As the battle between the United States and California over immigration makes its way in court, the war of words is just beginning.
The Justice Department sued California late Tuesday, alleging that state policies that prohibit some cooperation with federal immigration enforcement are unconstitutional.
California Attorney General Xavier Becerra fired back hours later, saying his state should not be forced to do the federal job of trying to enforce immigration laws.
"We're not gonna have them coerce us into doing things that they want us to do simply because they don't want to do it them themselves," he told CNN's Anderson Cooper on Wednesday night.
Sessions slams policies
The California laws at issue limit state and local police cooperation with federal immigration authorities in a variety of ways.

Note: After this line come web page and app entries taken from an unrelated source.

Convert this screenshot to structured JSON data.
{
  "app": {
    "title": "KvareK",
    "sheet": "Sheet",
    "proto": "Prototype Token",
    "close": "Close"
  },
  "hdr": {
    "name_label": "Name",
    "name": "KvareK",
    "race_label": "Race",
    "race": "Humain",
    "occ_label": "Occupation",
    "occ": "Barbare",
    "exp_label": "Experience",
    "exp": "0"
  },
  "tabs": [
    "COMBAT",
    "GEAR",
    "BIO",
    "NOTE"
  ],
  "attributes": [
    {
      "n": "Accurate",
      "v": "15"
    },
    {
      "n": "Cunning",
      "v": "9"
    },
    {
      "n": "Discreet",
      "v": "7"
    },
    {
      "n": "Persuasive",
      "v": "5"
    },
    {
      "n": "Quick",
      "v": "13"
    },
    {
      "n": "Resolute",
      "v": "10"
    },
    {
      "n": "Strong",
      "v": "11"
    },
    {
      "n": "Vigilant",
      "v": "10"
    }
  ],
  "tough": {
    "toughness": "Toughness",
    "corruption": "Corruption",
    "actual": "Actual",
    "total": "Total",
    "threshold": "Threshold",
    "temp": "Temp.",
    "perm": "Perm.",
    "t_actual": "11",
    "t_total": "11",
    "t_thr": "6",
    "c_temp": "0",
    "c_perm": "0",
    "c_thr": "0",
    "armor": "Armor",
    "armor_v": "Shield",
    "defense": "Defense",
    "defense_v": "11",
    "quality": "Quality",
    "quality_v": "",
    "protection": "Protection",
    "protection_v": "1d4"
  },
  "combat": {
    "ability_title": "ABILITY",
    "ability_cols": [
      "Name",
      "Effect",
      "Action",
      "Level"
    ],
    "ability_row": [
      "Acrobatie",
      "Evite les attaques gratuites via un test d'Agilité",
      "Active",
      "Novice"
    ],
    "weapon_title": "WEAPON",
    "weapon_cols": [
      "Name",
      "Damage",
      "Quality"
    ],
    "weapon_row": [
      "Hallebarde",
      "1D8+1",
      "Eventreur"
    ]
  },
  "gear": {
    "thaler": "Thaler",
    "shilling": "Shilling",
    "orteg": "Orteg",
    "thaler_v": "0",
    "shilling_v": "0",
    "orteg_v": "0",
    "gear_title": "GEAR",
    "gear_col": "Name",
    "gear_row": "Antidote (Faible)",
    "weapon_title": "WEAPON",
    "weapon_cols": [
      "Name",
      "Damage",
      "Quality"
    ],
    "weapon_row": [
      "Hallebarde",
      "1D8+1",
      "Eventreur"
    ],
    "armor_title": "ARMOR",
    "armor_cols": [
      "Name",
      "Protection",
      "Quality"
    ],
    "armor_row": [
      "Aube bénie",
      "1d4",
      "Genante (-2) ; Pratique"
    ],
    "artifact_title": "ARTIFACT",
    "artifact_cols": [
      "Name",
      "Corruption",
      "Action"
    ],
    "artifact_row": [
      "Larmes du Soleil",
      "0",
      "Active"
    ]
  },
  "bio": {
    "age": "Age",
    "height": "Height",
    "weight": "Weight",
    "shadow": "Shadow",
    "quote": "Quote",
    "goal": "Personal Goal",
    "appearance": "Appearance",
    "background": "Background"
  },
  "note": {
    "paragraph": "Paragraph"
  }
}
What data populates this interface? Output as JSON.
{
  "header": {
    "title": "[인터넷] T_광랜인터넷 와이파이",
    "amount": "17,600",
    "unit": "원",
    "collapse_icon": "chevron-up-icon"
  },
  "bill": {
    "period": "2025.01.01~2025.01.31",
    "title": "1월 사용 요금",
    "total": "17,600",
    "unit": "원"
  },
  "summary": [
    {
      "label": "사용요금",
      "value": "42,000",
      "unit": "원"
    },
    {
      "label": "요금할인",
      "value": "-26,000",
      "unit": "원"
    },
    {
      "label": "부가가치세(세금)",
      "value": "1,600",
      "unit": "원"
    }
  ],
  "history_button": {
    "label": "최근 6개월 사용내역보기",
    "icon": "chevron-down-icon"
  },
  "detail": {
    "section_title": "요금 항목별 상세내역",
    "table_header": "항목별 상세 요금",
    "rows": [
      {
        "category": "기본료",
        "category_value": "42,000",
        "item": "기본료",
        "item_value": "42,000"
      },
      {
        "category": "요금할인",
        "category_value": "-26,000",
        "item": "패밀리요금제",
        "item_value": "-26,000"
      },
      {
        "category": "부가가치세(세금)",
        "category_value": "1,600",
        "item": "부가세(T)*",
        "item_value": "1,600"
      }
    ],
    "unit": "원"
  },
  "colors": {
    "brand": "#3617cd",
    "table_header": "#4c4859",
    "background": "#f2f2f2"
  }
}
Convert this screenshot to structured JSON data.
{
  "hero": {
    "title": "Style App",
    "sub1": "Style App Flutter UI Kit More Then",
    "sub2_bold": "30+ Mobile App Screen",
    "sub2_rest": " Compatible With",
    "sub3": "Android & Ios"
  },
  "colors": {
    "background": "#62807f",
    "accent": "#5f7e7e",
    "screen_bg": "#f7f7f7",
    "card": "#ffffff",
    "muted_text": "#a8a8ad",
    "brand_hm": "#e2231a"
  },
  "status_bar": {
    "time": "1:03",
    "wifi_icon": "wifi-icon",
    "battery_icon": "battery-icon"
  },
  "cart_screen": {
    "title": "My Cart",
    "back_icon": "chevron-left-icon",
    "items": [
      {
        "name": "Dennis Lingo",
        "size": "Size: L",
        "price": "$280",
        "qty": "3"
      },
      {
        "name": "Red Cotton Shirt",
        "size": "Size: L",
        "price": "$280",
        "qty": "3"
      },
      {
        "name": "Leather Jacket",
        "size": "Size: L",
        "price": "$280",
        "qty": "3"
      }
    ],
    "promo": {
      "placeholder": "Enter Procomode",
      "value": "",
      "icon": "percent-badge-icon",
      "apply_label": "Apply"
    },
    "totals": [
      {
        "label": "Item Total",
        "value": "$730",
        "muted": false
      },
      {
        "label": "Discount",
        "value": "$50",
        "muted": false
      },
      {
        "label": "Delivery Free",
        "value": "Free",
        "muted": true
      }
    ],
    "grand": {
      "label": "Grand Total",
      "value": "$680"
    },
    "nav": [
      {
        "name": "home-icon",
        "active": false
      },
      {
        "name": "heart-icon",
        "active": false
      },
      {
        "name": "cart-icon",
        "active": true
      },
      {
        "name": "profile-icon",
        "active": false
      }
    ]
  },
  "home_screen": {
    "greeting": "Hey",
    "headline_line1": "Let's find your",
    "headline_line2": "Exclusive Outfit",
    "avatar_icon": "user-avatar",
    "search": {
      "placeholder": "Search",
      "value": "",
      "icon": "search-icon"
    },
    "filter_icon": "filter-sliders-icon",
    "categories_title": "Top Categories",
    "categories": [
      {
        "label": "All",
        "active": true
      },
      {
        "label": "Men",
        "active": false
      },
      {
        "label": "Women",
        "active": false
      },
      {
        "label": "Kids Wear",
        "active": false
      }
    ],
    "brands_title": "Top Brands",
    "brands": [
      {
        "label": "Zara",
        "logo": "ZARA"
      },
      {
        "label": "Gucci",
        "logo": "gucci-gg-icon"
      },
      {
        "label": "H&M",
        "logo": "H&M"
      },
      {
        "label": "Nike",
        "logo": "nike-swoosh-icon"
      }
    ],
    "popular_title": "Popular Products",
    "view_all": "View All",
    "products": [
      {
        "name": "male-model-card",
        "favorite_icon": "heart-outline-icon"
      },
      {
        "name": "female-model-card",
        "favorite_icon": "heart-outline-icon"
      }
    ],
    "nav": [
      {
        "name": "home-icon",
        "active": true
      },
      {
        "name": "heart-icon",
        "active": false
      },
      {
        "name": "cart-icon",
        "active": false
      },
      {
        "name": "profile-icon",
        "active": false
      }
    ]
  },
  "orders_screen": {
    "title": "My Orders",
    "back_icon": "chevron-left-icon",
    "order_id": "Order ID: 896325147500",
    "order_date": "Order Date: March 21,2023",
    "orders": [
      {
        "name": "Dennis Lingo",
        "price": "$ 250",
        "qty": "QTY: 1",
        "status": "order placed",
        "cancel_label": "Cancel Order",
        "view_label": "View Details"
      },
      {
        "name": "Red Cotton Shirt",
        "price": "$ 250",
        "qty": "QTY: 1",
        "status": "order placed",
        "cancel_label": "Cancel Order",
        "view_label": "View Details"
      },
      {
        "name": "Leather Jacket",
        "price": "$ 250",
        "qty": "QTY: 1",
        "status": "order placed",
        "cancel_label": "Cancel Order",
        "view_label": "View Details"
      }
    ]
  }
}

One prohibits private employers from voluntarily cooperating with federal immigration law enforcement and requires employers give workers a heads up about potential worksite inspections, a second restricts local law enforcement from sharing information about the release of criminal immigrants to federal agents and prohibits their transfer to federal custody, and a third allows the state to inspect federal and Department of Homeland Security documents, which the Justice Department considers off limits to local authorities.
Sessions said the bills undermine federal immigration policies, calling the state's elected officials "radical extremists."
"Federal law determines immigration policy," Sessions told Fox."The state of California is not entitled to block that activity. Somebody needs to stand up and say, 'No, you've gone too far. You cannot do this.'"
Sessions' move is an aggressive escalation of the administration's battle in the past year to pressure local jurisdictions to help federal agents detain undocumented immigrants
'Our folks are very busy'
But Becerra said California's laws are constitutional, adding that the state's focus is public safety, not immigration enforcement. Sessions' accusations and characterizations of the state's sanctuary policy are untrue, he said.
"Our folks are very busy ... doing public safety around the state, we don't have to do the immigration work for the immigration officials," he said.
He accused the government of separating families during its immigration enforcements.
"Many of the actions that ICE has taken aren't going after those serious dangerous criminals. They are going after mothers who are doing nothing more than coming home from work or fathers ..." he said.
In some cases, he said, the government has asked state officials to detain people beyond the time allowed by the constitution
"We are not interested in trying to violate people's constitutional rights," Becerra said. "ICE has the information it needs to pick some of these folks up."
Immigration officials, he said, are free to conduct their removals in the state.